Checking in at Hotel Domestique in the foothills of South Carolina’s Blue Ridge Mountains is like arriving at a European country manor. With stone walls, terracotta roof tiles, and elegant ironwork, the rustic chateau stands on a hillside surrounded by rolling, spruce-filled forests in the aptly named town of Travelers Rest.
Cycling legend George Hincapie, widely considered one of the greatest domestiques of all time, opened the property in 2012. (In cycling parlance, a domestique is a rider who works for the benefit of his or her team, rather than seeking personal glory. Hincapie played a supporting role in Lance Armstrong’s seven Tour de France wins; along with Armstrong, he was caught up in the sport’s widespread doping scandal.) After his career ended, Hincapie settled with his family in South Carolina’s Upcountry, a region with a strong cycling culture and plenty of rolling terrain. “I fell in love with the roads for cycling,” Hincapie says.
Hotel Domestique pays homage to the European design styles Hincapie grew to love during his racing days.
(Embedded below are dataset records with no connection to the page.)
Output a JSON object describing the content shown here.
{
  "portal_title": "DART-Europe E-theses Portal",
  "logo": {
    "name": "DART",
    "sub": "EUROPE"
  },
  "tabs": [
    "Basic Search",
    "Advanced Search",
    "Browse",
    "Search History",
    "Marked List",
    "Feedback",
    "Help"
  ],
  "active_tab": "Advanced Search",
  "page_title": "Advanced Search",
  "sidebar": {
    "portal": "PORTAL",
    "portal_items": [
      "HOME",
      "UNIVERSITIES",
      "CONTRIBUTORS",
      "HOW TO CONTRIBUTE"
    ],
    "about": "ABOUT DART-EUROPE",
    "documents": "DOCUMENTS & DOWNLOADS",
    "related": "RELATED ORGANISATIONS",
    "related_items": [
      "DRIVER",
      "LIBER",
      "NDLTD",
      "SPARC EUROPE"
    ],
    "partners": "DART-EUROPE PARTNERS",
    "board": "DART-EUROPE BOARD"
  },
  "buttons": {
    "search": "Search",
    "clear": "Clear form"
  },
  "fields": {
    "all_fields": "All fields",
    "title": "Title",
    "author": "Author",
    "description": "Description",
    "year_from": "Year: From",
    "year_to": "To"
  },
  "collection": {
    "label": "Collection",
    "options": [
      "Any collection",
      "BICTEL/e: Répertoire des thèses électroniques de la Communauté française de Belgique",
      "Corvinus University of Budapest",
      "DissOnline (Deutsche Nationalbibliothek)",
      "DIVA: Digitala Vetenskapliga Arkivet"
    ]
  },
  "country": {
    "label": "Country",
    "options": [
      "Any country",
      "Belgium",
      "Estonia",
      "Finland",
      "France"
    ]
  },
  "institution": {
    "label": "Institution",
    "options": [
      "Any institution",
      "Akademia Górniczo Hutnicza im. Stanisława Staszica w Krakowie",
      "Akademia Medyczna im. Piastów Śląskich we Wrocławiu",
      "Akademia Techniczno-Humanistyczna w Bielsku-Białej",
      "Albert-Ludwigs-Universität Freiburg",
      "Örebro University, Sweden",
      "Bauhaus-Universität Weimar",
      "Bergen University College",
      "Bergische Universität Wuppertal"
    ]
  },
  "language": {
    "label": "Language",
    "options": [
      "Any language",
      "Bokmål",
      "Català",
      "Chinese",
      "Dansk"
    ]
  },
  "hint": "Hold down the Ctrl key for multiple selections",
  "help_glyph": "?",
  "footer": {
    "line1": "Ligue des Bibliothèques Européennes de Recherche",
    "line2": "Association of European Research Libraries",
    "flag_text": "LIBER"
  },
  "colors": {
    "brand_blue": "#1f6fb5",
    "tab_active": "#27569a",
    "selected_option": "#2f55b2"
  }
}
The thirteen rooms, many with mountain views, are decorated with sophisticated furnishings, lush linens, and abstract art. “I asked our designers to have it resemble the old masía in Spain or in Tuscany, where it’s like a renovated castle that is very contemporary inside,” Hincapie says.
After settling in, do as the Europeans do and enjoy an aperitif in the courtyard overlooking cascading fountains. “When we first looked out the window from our room, I literally said, ‘We could be in the countryside of Italy,’” says recent guest Linn Lesesne. (Lesesne is proprietor of Charleston’s five-star Wentworth Mansion.)
At the inn’s Restaurant 17, Chef Haydn Shaak utilizes local ingredients to create signature dishes like mountain trout piccata. Dinner is served under the stars in the courtyard or in the sophisticated dining room.
Naturally, an inn owned by a road-racing great is home to a robust cycling program. “The region offers the terrain of Europe, with its undulating hills, scenery, and climbs,” says on-site bike mechanic and seasoned racer Bobby Hough, who will fit you for a custom bike rental from their professional-grade fleet. (You may also bring your own.) Bobby’s team will create a personalized route based on your skill level, or you can take a guided tour with one of the inn’s cycling experts.
After a long day on your bike, stretch and soothe your tired muscles with yoga, a dip in the saltwater pool, or a massage. You may also indulge in a glass of Nebbiolo, nibble the pork belly risotto, and retire to your room to flop on your bed and sleep with the windows open. It’s a little taste of Europe—much closer to home.
10 Road of Vines, Travelers Rest, South Carolina • (864) 516-1715 • hoteldomestique.com
To check out neighboring Greenville, hop on the northern terminus of the Swamp Rabbit Trail—eleven miles from the inn. The twenty-two-mile multipurpose trail runs from Travelers Rest to Greenville’s Falls Park, where you can stroll the suspension bridge for incredible views of Reedy River Falls.
This article appears in the Spring/Summer 2021 issue of Southbound.